It’s a big week for Volvo in South Carolina.
The company, which started production a few months ago, began exporting its first cars from the Port of Charleston.
That was just one of the many things being celebrated at the state’s automotive summit in downtown Greenville.
Volvo started production of its S60 about 6 months ago and has about 1,500 team members. At full capacity, the company could employ up to 4,000.
Half of Volvo’s production is targeted for export, which the company has said could take a massive hit if President Trump goes trough with putting a tax or a tariff on cars imported to the United States.

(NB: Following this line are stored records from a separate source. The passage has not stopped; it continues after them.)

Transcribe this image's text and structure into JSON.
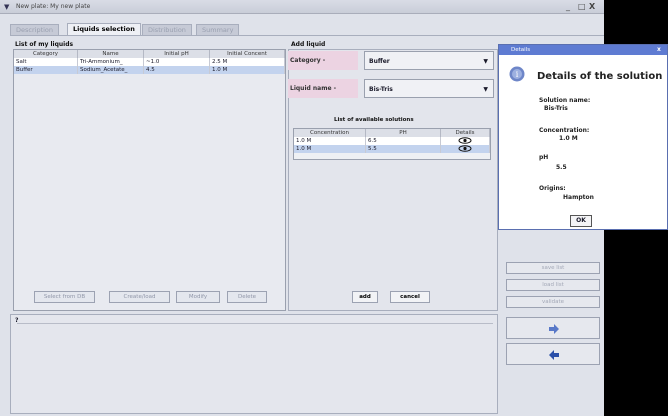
{
  "window": {
    "title": "New plate: My new plate",
    "controls": [
      "_",
      "□",
      "X"
    ]
  },
  "tabs": [
    {
      "label": "Description",
      "active": false
    },
    {
      "label": "Liquids selection",
      "active": true
    },
    {
      "label": "Distribution",
      "active": false
    },
    {
      "label": "Summary",
      "active": false
    }
  ],
  "my_liquids": {
    "title": "List of my liquids",
    "columns": [
      "Category",
      "Name",
      "Initial pH",
      "Initial Concent"
    ],
    "rows": [
      [
        "Salt",
        "Tri-Ammonium_",
        "~1.0",
        "2.5 M"
      ],
      [
        "Buffer",
        "Sodium_Acetate_",
        "4.5",
        "1.0 M"
      ]
    ],
    "buttons": [
      "Select from DB",
      "Create/load",
      "Modify",
      "Delete"
    ]
  },
  "add_liquid": {
    "title": "Add liquid",
    "category_label": "Category -",
    "category_value": "Buffer",
    "liquid_name_label": "Liquid name -",
    "liquid_name_value": "Bis-Tris",
    "solutions_title": "List of available solutions",
    "columns": [
      "Concentration",
      "PH",
      "Details"
    ],
    "rows": [
      [
        "1.0 M",
        "6.5"
      ],
      [
        "1.0 M",
        "5.5"
      ]
    ],
    "add_label": "add",
    "cancel_label": "cancel"
  },
  "notes": {
    "label": "?"
  },
  "side_buttons": [
    "save list",
    "load list",
    "validate"
  ],
  "details_dialog": {
    "title": "Details",
    "heading": "Details of the solution",
    "solution_name_label": "Solution name:",
    "solution_name_value": "Bis-Tris",
    "concentration_label": "Concentration:",
    "concentration_value": "1.0 M",
    "ph_label": "pH",
    "ph_value": "5.5",
    "origin_label": "Origins:",
    "origin_value": "Hampton",
    "ok_label": "OK"
  },
  "colors": {
    "selected_row": "#c3d3ee",
    "dialog_title": "#5e7bd2",
    "label_bg": "#ecd3e2"
  }
}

The European union has already threatened to do the same in retaliation.
With both BMW and Volvo, South Carolina’s Commerce Secretary says there is a real fear.
When it comes to the possible automotive tariffs, Secretary Bobby Hitt says from the state’s tire manufactures and suppliers to the automakers themselves, South Carolina could be hit the hardest.
President Trump has less than 90 days to make a decision.